— What needs to be done —
Reproduce the whole listing, keeping every character the same.

[Start of Attachment]

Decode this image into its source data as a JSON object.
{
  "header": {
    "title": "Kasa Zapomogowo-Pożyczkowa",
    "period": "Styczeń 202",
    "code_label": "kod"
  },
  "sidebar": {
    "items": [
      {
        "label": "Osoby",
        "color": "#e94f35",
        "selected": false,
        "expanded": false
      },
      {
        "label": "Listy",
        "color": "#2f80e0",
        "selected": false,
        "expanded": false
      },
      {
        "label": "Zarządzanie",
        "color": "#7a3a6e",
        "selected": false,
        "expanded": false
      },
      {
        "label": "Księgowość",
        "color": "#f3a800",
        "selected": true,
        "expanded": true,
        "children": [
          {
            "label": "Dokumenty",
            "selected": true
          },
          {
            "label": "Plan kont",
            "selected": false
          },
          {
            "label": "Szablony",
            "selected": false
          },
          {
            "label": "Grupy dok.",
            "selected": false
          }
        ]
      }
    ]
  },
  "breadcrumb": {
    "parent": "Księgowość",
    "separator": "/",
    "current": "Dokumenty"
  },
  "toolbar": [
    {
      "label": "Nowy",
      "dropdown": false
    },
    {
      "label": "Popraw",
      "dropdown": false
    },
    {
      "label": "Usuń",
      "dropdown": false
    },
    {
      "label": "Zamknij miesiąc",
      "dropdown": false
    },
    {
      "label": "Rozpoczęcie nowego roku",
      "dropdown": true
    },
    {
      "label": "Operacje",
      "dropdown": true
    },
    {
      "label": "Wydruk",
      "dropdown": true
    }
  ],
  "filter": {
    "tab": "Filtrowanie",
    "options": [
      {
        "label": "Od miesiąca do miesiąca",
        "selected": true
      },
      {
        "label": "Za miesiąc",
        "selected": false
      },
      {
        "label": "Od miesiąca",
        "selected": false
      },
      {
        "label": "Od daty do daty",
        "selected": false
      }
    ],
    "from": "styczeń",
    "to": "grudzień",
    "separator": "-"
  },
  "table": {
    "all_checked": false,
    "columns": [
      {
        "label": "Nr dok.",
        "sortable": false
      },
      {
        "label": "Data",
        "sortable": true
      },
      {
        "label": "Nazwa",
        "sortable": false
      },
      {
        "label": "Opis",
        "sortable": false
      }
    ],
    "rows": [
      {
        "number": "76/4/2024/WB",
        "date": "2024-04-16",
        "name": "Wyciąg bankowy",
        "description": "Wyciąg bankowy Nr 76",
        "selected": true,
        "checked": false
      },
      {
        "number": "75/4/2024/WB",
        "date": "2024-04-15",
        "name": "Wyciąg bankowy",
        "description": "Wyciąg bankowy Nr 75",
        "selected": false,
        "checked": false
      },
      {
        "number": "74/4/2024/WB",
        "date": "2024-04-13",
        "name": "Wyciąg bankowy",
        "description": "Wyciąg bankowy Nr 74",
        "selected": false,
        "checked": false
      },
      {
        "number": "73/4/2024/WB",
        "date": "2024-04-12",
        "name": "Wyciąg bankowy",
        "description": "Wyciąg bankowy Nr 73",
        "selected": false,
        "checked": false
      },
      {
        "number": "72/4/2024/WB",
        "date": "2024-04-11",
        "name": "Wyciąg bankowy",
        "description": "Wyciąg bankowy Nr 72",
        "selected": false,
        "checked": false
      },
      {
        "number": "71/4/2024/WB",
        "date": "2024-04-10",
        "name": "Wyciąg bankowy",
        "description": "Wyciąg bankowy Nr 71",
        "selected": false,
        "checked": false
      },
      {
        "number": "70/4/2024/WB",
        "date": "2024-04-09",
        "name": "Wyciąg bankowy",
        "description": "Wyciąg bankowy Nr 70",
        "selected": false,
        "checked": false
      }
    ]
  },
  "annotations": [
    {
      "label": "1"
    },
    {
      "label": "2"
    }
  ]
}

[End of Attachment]

— Task answer —
Decode this image into its source data as a JSON object.
{
  "header": {
    "title": "Kasa Zapomogowo-Pożyczkowa",
    "period": "Styczeń 202",
    "code_label": "kod"
  },
  "sidebar": {
    "items": [
      {
        "label": "Osoby",
        "color": "#e94f35",
        "selected": false,
        "expanded": false
      },
      {
        "label": "Listy",
        "color": "#2f80e0",
        "selected": false,
        "expanded": false
      },
      {
        "label": "Zarządzanie",
        "color": "#7a3a6e",
        "selected": false,
        "expanded": false
      },
      {
        "label": "Księgowość",
        "color": "#f3a800",
        "selected": true,
        "expanded": true,
        "children": [
          {
            "label": "Dokumenty",
            "selected": true
          },
          {
            "label": "Plan kont",
            "selected": false
          },
          {
            "label": "Szablony",
            "selected": false
          },
          {
            "label": "Grupy dok.",
            "selected": false
          }
        ]
      }
    ]
  },
  "breadcrumb": {
    "parent": "Księgowość",
    "separator": "/",
    "current": "Dokumenty"
  },
  "toolbar": [
    {
      "label": "Nowy",
      "dropdown": false
    },
    {
      "label": "Popraw",
      "dropdown": false
    },
    {
      "label": "Usuń",
      "dropdown": false
    },
    {
      "label": "Zamknij miesiąc",
      "dropdown": false
    },
    {
      "label": "Rozpoczęcie nowego roku",
      "dropdown": true
    },
    {
      "label": "Operacje",
      "dropdown": true
    },
    {
      "label": "Wydruk",
      "dropdown": true
    }
  ],
  "filter": {
    "tab": "Filtrowanie",
    "options": [
      {
        "label": "Od miesiąca do miesiąca",
        "selected": true
      },
      {
        "label": "Za miesiąc",
        "selected": false
      },
      {
        "label": "Od miesiąca",
        "selected": false
      },
      {
        "label": "Od daty do daty",
        "selected": false
      }
    ],
    "from": "styczeń",
    "to": "grudzień",
    "separator": "-"
  },
  "table": {
    "all_checked": false,
    "columns": [
      {
        "label": "Nr dok.",
        "sortable": false
      },
      {
        "label": "Data",
        "sortable": true
      },
      {
        "label": "Nazwa",
        "sortable": false
      },
      {
        "label": "Opis",
        "sortable": false
      }
    ],
    "rows": [
      {
        "number": "76/4/2024/WB",
        "date": "2024-04-16",
        "name": "Wyciąg bankowy",
        "description": "Wyciąg bankowy Nr 76",
        "selected": true,
        "checked": false
      },
      {
        "number": "75/4/2024/WB",
        "date": "2024-04-15",
        "name": "Wyciąg bankowy",
        "description": "Wyciąg bankowy Nr 75",
        "selected": false,
        "checked": false
      },
      {
        "number": "74/4/2024/WB",
        "date": "2024-04-13",
        "name": "Wyciąg bankowy",
        "description": "Wyciąg bankowy Nr 74",
        "selected": false,
        "checked": false
      },
      {
        "number": "73/4/2024/WB",
        "date": "2024-04-12",
        "name": "Wyciąg bankowy",
        "description": "Wyciąg bankowy Nr 73",
        "selected": false,
        "checked": false
      },
      {
        "number": "72/4/2024/WB",
        "date": "2024-04-11",
        "name": "Wyciąg bankowy",
        "description": "Wyciąg bankowy Nr 72",
        "selected": false,
        "checked": false
      },
      {
        "number": "71/4/2024/WB",
        "date": "2024-04-10",
        "name": "Wyciąg bankowy",
        "description": "Wyciąg bankowy Nr 71",
        "selected": false,
        "checked": false
      },
      {
        "number": "70/4/2024/WB",
        "date": "2024-04-09",
        "name": "Wyciąg bankowy",
        "description": "Wyciąg bankowy Nr 70",
        "selected": false,
        "checked": false
      }
    ]
  },
  "annotations": [
    {
      "label": "1"
    },
    {
      "label": "2"
    }
  ]
}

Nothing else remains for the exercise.